▶ _Problem details_
How many lines in the entries below contain the word "Christ"? Answer with the number and nothing else.

▶ _Page and application data records_
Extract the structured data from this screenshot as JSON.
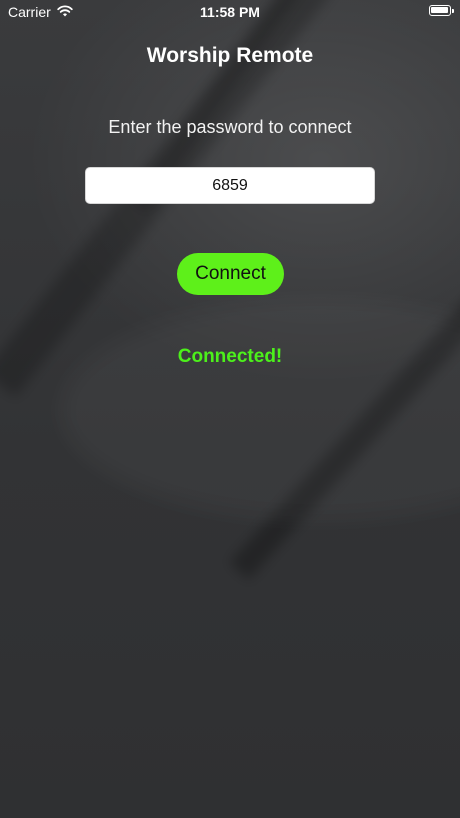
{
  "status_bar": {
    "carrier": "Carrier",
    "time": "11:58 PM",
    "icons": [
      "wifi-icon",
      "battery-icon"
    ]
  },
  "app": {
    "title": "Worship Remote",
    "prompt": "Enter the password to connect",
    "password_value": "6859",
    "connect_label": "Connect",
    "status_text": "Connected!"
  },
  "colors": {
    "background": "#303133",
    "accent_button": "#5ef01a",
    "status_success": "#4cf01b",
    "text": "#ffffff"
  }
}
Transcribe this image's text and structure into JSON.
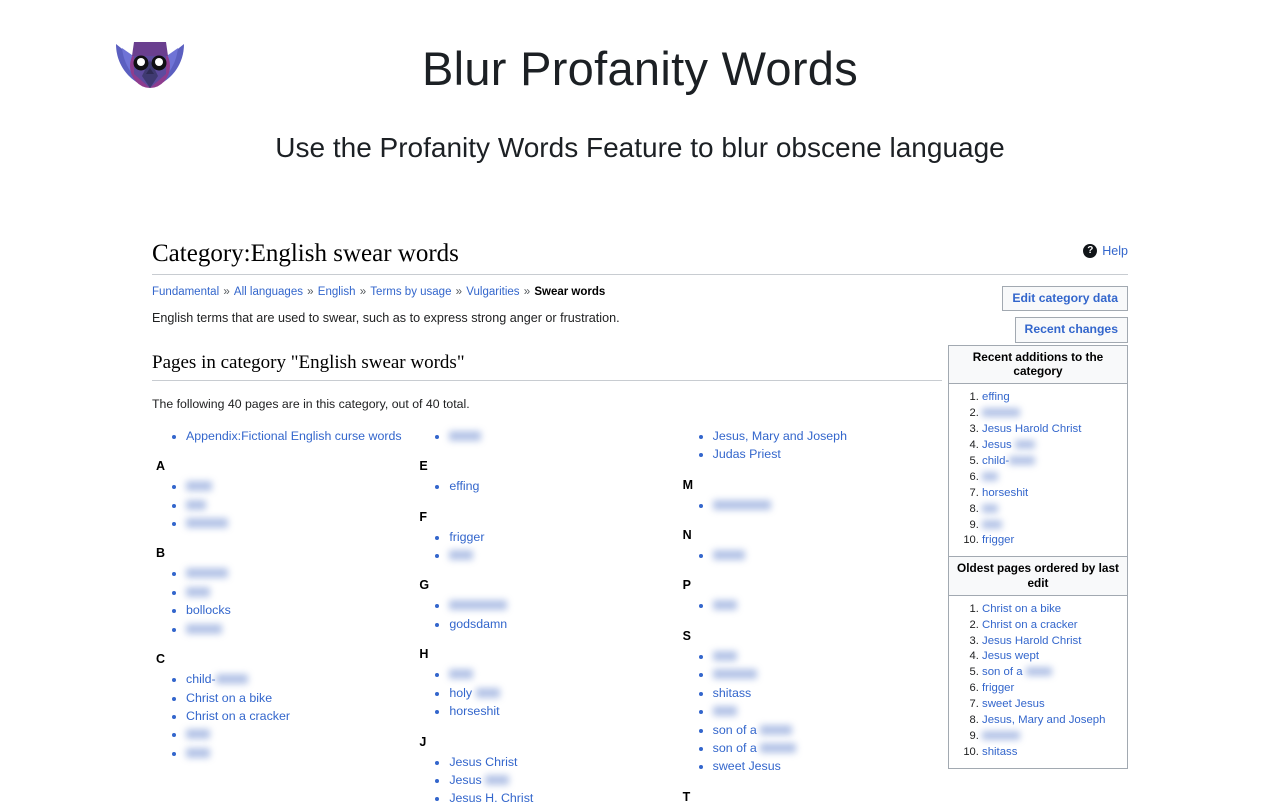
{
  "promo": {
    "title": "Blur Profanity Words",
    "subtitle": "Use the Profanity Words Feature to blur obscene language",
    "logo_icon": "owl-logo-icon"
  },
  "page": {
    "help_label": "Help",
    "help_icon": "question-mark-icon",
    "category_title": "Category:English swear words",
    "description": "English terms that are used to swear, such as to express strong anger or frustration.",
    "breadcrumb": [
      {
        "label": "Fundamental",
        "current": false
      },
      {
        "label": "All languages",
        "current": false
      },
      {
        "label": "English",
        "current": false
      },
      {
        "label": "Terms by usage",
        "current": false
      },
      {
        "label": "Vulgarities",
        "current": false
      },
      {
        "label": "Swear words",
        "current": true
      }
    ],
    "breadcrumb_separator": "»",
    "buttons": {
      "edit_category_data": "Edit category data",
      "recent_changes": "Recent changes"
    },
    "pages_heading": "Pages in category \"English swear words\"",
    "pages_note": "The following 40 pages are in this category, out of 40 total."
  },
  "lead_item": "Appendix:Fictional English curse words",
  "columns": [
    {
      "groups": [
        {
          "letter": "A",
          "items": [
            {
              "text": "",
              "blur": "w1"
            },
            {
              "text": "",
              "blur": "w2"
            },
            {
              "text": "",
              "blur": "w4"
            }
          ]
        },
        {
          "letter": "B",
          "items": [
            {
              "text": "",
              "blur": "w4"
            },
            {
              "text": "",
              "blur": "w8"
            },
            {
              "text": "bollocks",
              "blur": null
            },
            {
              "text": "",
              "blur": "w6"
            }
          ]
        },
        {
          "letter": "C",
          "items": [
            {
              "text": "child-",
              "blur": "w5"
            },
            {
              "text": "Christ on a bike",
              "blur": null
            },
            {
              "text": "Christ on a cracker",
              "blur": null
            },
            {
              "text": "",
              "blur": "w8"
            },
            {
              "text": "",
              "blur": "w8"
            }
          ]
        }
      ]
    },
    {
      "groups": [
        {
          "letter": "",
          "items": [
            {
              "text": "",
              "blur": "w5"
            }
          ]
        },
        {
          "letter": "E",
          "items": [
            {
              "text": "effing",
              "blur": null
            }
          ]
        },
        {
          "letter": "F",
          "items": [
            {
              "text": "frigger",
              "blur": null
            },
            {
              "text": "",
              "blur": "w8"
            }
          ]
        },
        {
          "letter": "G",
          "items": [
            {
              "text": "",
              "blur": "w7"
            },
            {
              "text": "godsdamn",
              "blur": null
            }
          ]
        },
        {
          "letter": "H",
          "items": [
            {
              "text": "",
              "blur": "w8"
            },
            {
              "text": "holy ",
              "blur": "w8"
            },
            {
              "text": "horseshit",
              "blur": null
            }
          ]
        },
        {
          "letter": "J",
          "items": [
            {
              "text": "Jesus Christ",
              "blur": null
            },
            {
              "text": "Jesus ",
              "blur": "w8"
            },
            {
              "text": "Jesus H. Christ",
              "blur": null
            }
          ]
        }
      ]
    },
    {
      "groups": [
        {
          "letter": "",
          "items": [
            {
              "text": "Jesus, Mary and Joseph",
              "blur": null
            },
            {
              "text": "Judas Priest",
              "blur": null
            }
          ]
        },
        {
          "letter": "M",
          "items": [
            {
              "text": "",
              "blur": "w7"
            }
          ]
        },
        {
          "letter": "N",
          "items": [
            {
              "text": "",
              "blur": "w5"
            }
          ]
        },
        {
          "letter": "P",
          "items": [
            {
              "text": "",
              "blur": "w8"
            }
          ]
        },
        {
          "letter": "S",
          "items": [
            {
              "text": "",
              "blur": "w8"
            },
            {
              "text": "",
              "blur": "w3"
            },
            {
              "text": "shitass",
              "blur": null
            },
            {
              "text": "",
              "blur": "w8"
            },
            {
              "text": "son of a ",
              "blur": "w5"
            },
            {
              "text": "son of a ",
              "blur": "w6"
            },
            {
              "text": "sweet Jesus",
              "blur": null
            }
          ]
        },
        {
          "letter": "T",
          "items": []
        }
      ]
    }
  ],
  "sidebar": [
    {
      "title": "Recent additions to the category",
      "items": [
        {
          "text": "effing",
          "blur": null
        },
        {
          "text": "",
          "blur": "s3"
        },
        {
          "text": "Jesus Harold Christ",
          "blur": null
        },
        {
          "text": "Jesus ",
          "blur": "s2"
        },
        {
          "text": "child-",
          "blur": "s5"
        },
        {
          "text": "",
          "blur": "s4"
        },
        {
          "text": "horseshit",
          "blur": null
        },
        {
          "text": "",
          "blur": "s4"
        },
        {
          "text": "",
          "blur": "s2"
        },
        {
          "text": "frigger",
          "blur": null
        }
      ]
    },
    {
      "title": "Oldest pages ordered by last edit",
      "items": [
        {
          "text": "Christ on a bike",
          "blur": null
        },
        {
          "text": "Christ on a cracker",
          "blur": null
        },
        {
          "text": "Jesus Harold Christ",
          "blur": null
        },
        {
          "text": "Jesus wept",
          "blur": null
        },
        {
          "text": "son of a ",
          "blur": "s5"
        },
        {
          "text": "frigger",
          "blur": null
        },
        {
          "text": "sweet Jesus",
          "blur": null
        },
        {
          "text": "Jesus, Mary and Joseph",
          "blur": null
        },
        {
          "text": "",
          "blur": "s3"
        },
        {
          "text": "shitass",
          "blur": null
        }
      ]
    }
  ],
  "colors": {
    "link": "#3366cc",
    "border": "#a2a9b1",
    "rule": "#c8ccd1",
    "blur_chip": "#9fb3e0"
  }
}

▶ _Result for this exercise_
8